Earlier this year, before the Nepal earthquake, my practice nurse wife Tracy and I spent three months working for the Himalayan Rescue Association (HRA).
We were given a week's training in relevant medicine and language skills, in Kathmandu, then trekked for seven days to Manang, a remote village of about 3,000 people, halfway round the Annapurna trekking circuit at an altitude of 3,540m.
We spent 10 weeks working in Manang alongside a doctor from Canada, looking after local people and trekkers.
We charged the trekkers fees, starting at US$45 for a consultation. This allowed us to provide subsidised care for the locals, who were charged about a dollar if they could afford it, nothing if they couldn't.
The HRA provides these services during the autumn and spring trekking seasons. At other times, there is very little medical care available to the local people.
We treated trekkers with altitude problems, including acute mountain sickness and the potentially life-threatening high-altitude pulmonary oedema and high-altitude cerebral oedema.
Some were looked after in the clinic, others needed to be evacuated by helicopter to hospital in Kathmandu. We saw other conditions that are rare in the UK, such as typhoid fever and amoebic dysentery.
As well as treating patients, we gave a daily lecture about high altitude. We spoke to trekkers and their guides (average audience 25) about what it can do to the body, how to recognise the warning signs and what to do about them.
In 1983 I spent a gap year working for a leprosy charity in Tanzania. Since then, I have always wanted to go back to some sort of voluntary work in a developing country.
On a trek to Everest Base Camp, I visited the HRA clinic in Pheriche and decided this would be an opportunity to work abroad for a short period.
Some organisations, such as VSO or MSF, require volunteers to commit to long periods abroad, whereas the HRA only asks for three months, which is far easier to fit into one's work as a GP partner.
Now, having worked with the HRA, I will be better prepared in future if I want to take on a longer commitment as a volunteer.
The Expedition and Wilderness Medicine training faculty has close links with the HRA, so doing the mountain medicine course enabled me to meet people involved in the work of the HRA. I applied to work as a volunteer via its website, www.himalayanrescue.org

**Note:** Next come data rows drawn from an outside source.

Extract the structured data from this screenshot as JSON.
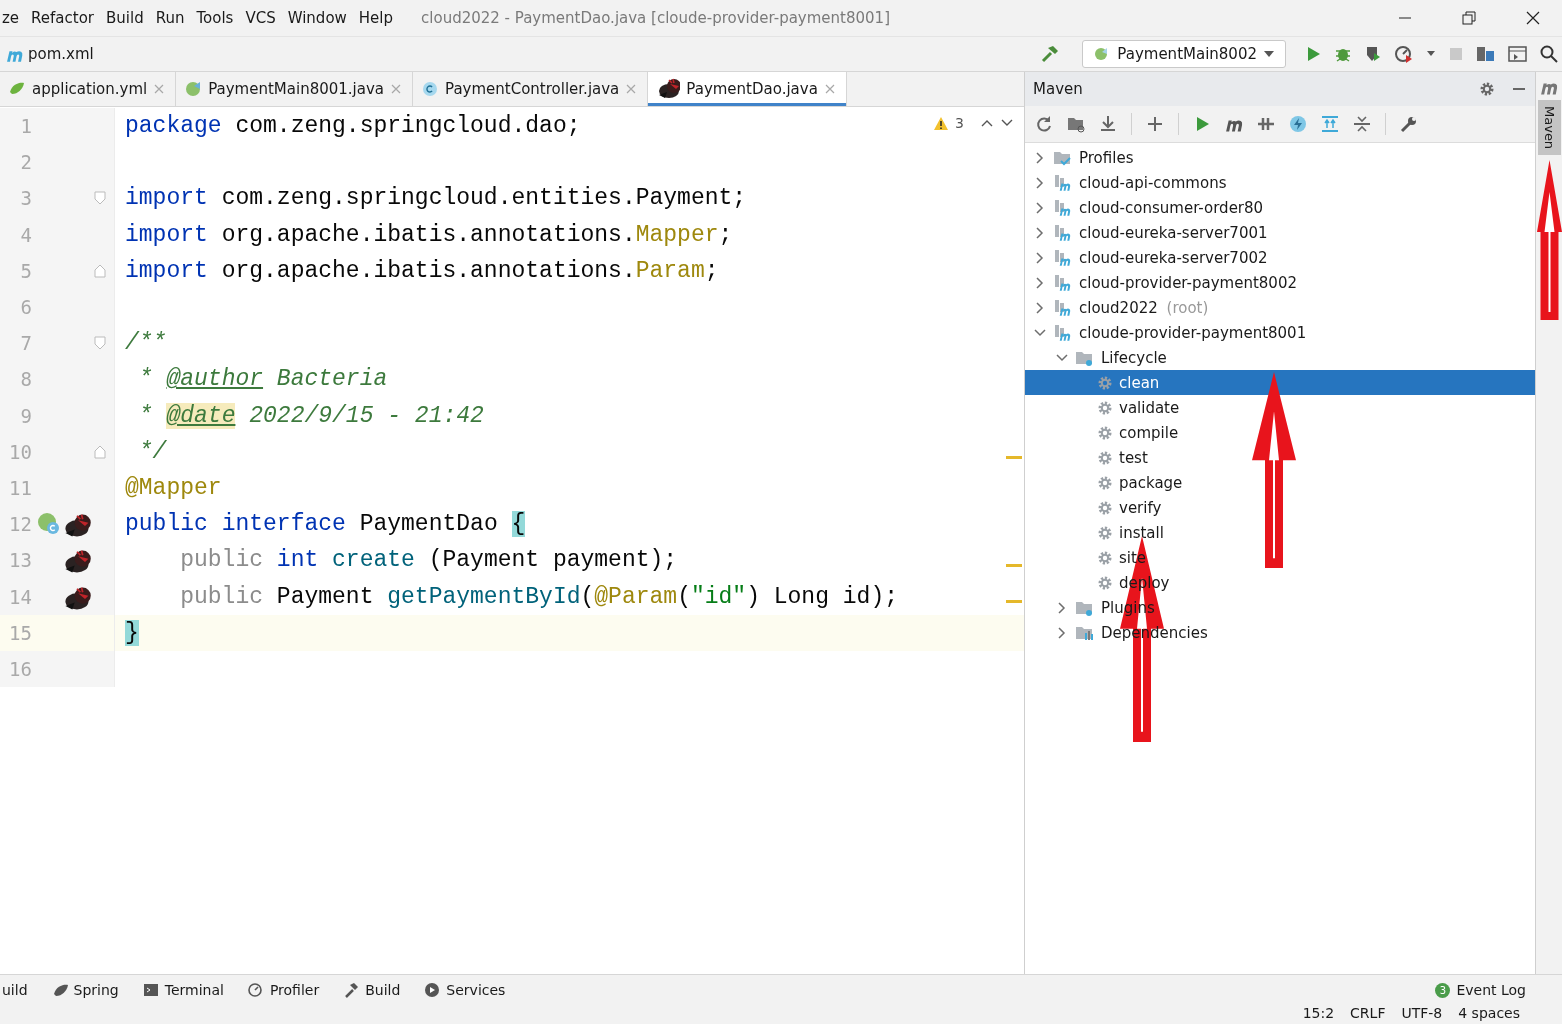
{
  "menu": [
    "ze",
    "Refactor",
    "Build",
    "Run",
    "Tools",
    "VCS",
    "Window",
    "Help"
  ],
  "window": {
    "title": "cloud2022 - PaymentDao.java [cloude-provider-payment8001]"
  },
  "nav": {
    "file": "pom.xml",
    "run_config": "PaymentMain8002"
  },
  "tabs": [
    {
      "label": "application.yml",
      "kind": "yml",
      "selected": false
    },
    {
      "label": "PaymentMain8001.java",
      "kind": "app",
      "selected": false
    },
    {
      "label": "PaymentController.java",
      "kind": "class",
      "selected": false
    },
    {
      "label": "PaymentDao.java",
      "kind": "mapper",
      "selected": true
    }
  ],
  "editor": {
    "warnings": "3",
    "lines": [
      {
        "num": "1",
        "tokens": [
          {
            "t": "package",
            "kind": "kw"
          },
          {
            "t": " com.zeng.springcloud.dao;",
            "kind": "plain"
          }
        ],
        "fold_open": false,
        "fold_close": false,
        "current": false,
        "stripe_mark": false
      },
      {
        "num": "2",
        "fold_open": false,
        "fold_close": false,
        "current": false,
        "stripe_mark": false
      },
      {
        "num": "3",
        "tokens": [
          {
            "t": "import",
            "kind": "kw"
          },
          {
            "t": " com.zeng.springcloud.entities.Payment;",
            "kind": "plain"
          }
        ],
        "fold_open": true,
        "fold_close": false,
        "current": false,
        "stripe_mark": false
      },
      {
        "num": "4",
        "tokens": [
          {
            "t": "import",
            "kind": "kw"
          },
          {
            "t": " org.apache.ibatis.annotations.",
            "kind": "plain"
          },
          {
            "t": "Mapper",
            "kind": "ann"
          },
          {
            "t": ";",
            "kind": "plain"
          }
        ],
        "fold_open": false,
        "fold_close": false,
        "current": false,
        "stripe_mark": false
      },
      {
        "num": "5",
        "tokens": [
          {
            "t": "import",
            "kind": "kw"
          },
          {
            "t": " org.apache.ibatis.annotations.",
            "kind": "plain"
          },
          {
            "t": "Param",
            "kind": "ann"
          },
          {
            "t": ";",
            "kind": "plain"
          }
        ],
        "fold_open": false,
        "fold_close": true,
        "current": false,
        "stripe_mark": false
      },
      {
        "num": "6",
        "fold_open": false,
        "fold_close": false,
        "current": false,
        "stripe_mark": false
      },
      {
        "num": "7",
        "tokens": [
          {
            "t": "/**",
            "kind": "doc"
          }
        ],
        "fold_open": true,
        "fold_close": false,
        "current": false,
        "stripe_mark": false
      },
      {
        "num": "8",
        "tokens": [
          {
            "t": " * ",
            "kind": "doc"
          },
          {
            "t": "@author",
            "kind": "doctag"
          },
          {
            "t": " Bacteria",
            "kind": "doc"
          }
        ],
        "fold_open": false,
        "fold_close": false,
        "current": false,
        "stripe_mark": false
      },
      {
        "num": "9",
        "tokens": [
          {
            "t": " * ",
            "kind": "doc"
          },
          {
            "t": "@date",
            "kind": "doctag-hl"
          },
          {
            "t": " 2022/9/15 - 21:42",
            "kind": "doc"
          }
        ],
        "fold_open": false,
        "fold_close": false,
        "current": false,
        "stripe_mark": false
      },
      {
        "num": "10",
        "tokens": [
          {
            "t": " */",
            "kind": "doc"
          }
        ],
        "fold_open": false,
        "fold_close": true,
        "current": false,
        "stripe_mark": true
      },
      {
        "num": "11",
        "tokens": [
          {
            "t": "@Mapper",
            "kind": "ann"
          }
        ],
        "fold_open": false,
        "fold_close": false,
        "current": false,
        "stripe_mark": false
      },
      {
        "num": "12",
        "tokens": [
          {
            "t": "public ",
            "kind": "kw"
          },
          {
            "t": "interface",
            "kind": "kw"
          },
          {
            "t": " PaymentDao ",
            "kind": "plain"
          },
          {
            "t": "{",
            "kind": "brace"
          }
        ],
        "gutter": [
          {
            "kind": "implemented"
          },
          {
            "kind": "mapper"
          }
        ],
        "fold_open": false,
        "fold_close": false,
        "current": false,
        "stripe_mark": false
      },
      {
        "num": "13",
        "tokens": [
          {
            "t": "    public ",
            "kind": "dim"
          },
          {
            "t": "int ",
            "kind": "kw"
          },
          {
            "t": "create",
            "kind": "method"
          },
          {
            "t": " (Payment payment);",
            "kind": "plain"
          }
        ],
        "gutter": [
          {
            "kind": "mapper"
          }
        ],
        "fold_open": false,
        "fold_close": false,
        "current": false,
        "stripe_mark": true
      },
      {
        "num": "14",
        "tokens": [
          {
            "t": "    public ",
            "kind": "dim"
          },
          {
            "t": "Payment ",
            "kind": "plain"
          },
          {
            "t": "getPaymentById",
            "kind": "method"
          },
          {
            "t": "(",
            "kind": "plain"
          },
          {
            "t": "@Param",
            "kind": "ann"
          },
          {
            "t": "(",
            "kind": "plain"
          },
          {
            "t": "\"id\"",
            "kind": "str"
          },
          {
            "t": ") Long id);",
            "kind": "plain"
          }
        ],
        "gutter": [
          {
            "kind": "mapper"
          }
        ],
        "fold_open": false,
        "fold_close": false,
        "current": false,
        "stripe_mark": true
      },
      {
        "num": "15",
        "tokens": [
          {
            "t": "}",
            "kind": "brace"
          }
        ],
        "fold_open": false,
        "fold_close": false,
        "current": true,
        "stripe_mark": false
      },
      {
        "num": "16",
        "fold_open": false,
        "fold_close": false,
        "current": false,
        "stripe_mark": false
      }
    ]
  },
  "maven": {
    "title": "Maven",
    "tree": [
      {
        "label": "Profiles",
        "kind": "profiles",
        "expanded": false,
        "selected": false
      },
      {
        "label": "cloud-api-commons",
        "kind": "module",
        "expanded": false,
        "selected": false
      },
      {
        "label": "cloud-consumer-order80",
        "kind": "module",
        "expanded": false,
        "selected": false
      },
      {
        "label": "cloud-eureka-server7001",
        "kind": "module",
        "expanded": false,
        "selected": false
      },
      {
        "label": "cloud-eureka-server7002",
        "kind": "module",
        "expanded": false,
        "selected": false
      },
      {
        "label": "cloud-provider-payment8002",
        "kind": "module",
        "expanded": false,
        "selected": false
      },
      {
        "label": "cloud2022",
        "note": "(root)",
        "kind": "module",
        "expanded": false,
        "selected": false
      },
      {
        "label": "cloude-provider-payment8001",
        "kind": "module",
        "expanded": true,
        "selected": false,
        "children": [
          {
            "label": "Lifecycle",
            "kind": "folder",
            "expanded": true,
            "selected": false,
            "children": [
              {
                "label": "clean",
                "kind": "goal",
                "selected": true
              },
              {
                "label": "validate",
                "kind": "goal",
                "selected": false
              },
              {
                "label": "compile",
                "kind": "goal",
                "selected": false
              },
              {
                "label": "test",
                "kind": "goal",
                "selected": false
              },
              {
                "label": "package",
                "kind": "goal",
                "selected": false
              },
              {
                "label": "verify",
                "kind": "goal",
                "selected": false
              },
              {
                "label": "install",
                "kind": "goal",
                "selected": false
              },
              {
                "label": "site",
                "kind": "goal",
                "selected": false
              },
              {
                "label": "deploy",
                "kind": "goal",
                "selected": false
              }
            ]
          },
          {
            "label": "Plugins",
            "kind": "folder",
            "expanded": false,
            "selected": false
          },
          {
            "label": "Dependencies",
            "kind": "deps",
            "expanded": false,
            "selected": false
          }
        ]
      }
    ]
  },
  "side_tab": {
    "label": "Maven",
    "selected": true
  },
  "annotations": [
    {
      "kind": "arrow"
    },
    {
      "kind": "arrow"
    },
    {
      "kind": "arrow"
    }
  ],
  "tool_windows": [
    {
      "label": "uild",
      "kind": "none"
    },
    {
      "label": "Spring",
      "kind": "spring"
    },
    {
      "label": "Terminal",
      "kind": "terminal"
    },
    {
      "label": "Profiler",
      "kind": "profiler"
    },
    {
      "label": "Build",
      "kind": "build"
    },
    {
      "label": "Services",
      "kind": "services"
    }
  ],
  "event_log": {
    "label": "Event Log",
    "count": "3"
  },
  "status": [
    "15:2",
    "CRLF",
    "UTF-8",
    "4 spaces"
  ]
}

I took 14 weeks away from work as a GP principal. Of these, four were annual leave. I then employed a locum, at my own expense, for the remaining 10 weeks.
My posting was entirely self-funded, although I did negotiate a discount in my RCGP membership fee and a significant reduction in my Medical Protection Society indemnity subs for the three months I was away.
General practice in the UK is about trying to reach government targets for managing chronic conditions, while trying to provide an adequate service for people who feel ill. It was good to escape this briefly and focus, simply, on doing what we trained to do, which is to look after people who are ill.
What we learned in Nepal will help us to advise people planning trips to high-altitude locations. We also learned that a diet of simple food and no snacks offers a good way to lose weight.
I am part of the British government's emergency disaster response team, so there may be a time in future when I do more voluntary work abroad. For now I am enjoying being safely, and warmly, back at work in Romford.
- Dr Quigley's book, 'Mountain Medicine, in Nepal with the Himalayan Rescue Association', is available on Amazon Kindle for £2.94, or free for subscribers to Kindle Unlimited.